→ **What you should do**: Please repeat each line of the data exactly, with nothing left out.

◇ ◇ ◇ ◇ ◇

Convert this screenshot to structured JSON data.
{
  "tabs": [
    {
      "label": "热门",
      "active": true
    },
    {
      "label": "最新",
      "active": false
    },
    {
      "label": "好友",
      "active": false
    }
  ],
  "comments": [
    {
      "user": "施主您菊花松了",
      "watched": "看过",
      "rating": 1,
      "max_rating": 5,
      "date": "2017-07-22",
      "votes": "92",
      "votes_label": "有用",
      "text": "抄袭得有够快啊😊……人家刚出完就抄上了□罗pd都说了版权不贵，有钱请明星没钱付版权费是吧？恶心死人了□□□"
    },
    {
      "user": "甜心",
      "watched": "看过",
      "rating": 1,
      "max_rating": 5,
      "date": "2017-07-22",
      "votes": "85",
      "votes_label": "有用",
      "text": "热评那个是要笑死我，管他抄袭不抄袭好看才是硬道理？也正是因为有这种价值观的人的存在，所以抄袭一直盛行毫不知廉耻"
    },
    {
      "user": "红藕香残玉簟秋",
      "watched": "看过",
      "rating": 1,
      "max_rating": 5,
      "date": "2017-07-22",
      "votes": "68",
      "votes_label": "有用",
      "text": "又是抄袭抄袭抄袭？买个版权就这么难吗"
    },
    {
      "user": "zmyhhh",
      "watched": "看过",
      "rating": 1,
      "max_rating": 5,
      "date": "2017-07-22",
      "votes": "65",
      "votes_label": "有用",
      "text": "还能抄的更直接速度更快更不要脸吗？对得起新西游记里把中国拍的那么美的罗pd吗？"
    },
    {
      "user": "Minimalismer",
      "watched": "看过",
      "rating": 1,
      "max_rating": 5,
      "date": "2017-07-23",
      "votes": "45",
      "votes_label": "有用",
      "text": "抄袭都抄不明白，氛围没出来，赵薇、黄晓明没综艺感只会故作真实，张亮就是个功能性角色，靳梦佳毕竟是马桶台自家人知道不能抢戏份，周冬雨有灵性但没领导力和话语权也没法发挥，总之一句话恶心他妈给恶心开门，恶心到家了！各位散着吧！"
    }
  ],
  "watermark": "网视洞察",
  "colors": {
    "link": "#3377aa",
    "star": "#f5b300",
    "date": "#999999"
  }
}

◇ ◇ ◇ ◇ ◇

→ **Task answer**:
Convert this screenshot to structured JSON data.
{
  "tabs": [
    {
      "label": "热门",
      "active": true
    },
    {
      "label": "最新",
      "active": false
    },
    {
      "label": "好友",
      "active": false
    }
  ],
  "comments": [
    {
      "user": "施主您菊花松了",
      "watched": "看过",
      "rating": 1,
      "max_rating": 5,
      "date": "2017-07-22",
      "votes": "92",
      "votes_label": "有用",
      "text": "抄袭得有够快啊😊……人家刚出完就抄上了□罗pd都说了版权不贵，有钱请明星没钱付版权费是吧？恶心死人了□□□"
    },
    {
      "user": "甜心",
      "watched": "看过",
      "rating": 1,
      "max_rating": 5,
      "date": "2017-07-22",
      "votes": "85",
      "votes_label": "有用",
      "text": "热评那个是要笑死我，管他抄袭不抄袭好看才是硬道理？也正是因为有这种价值观的人的存在，所以抄袭一直盛行毫不知廉耻"
    },
    {
      "user": "红藕香残玉簟秋",
      "watched": "看过",
      "rating": 1,
      "max_rating": 5,
      "date": "2017-07-22",
      "votes": "68",
      "votes_label": "有用",
      "text": "又是抄袭抄袭抄袭？买个版权就这么难吗"
    },
    {
      "user": "zmyhhh",
      "watched": "看过",
      "rating": 1,
      "max_rating": 5,
      "date": "2017-07-22",
      "votes": "65",
      "votes_label": "有用",
      "text": "还能抄的更直接速度更快更不要脸吗？对得起新西游记里把中国拍的那么美的罗pd吗？"
    },
    {
      "user": "Minimalismer",
      "watched": "看过",
      "rating": 1,
      "max_rating": 5,
      "date": "2017-07-23",
      "votes": "45",
      "votes_label": "有用",
      "text": "抄袭都抄不明白，氛围没出来，赵薇、黄晓明没综艺感只会故作真实，张亮就是个功能性角色，靳梦佳毕竟是马桶台自家人知道不能抢戏份，周冬雨有灵性但没领导力和话语权也没法发挥，总之一句话恶心他妈给恶心开门，恶心到家了！各位散着吧！"
    }
  ],
  "watermark": "网视洞察",
  "colors": {
    "link": "#3377aa",
    "star": "#f5b300",
    "date": "#999999"
  }
}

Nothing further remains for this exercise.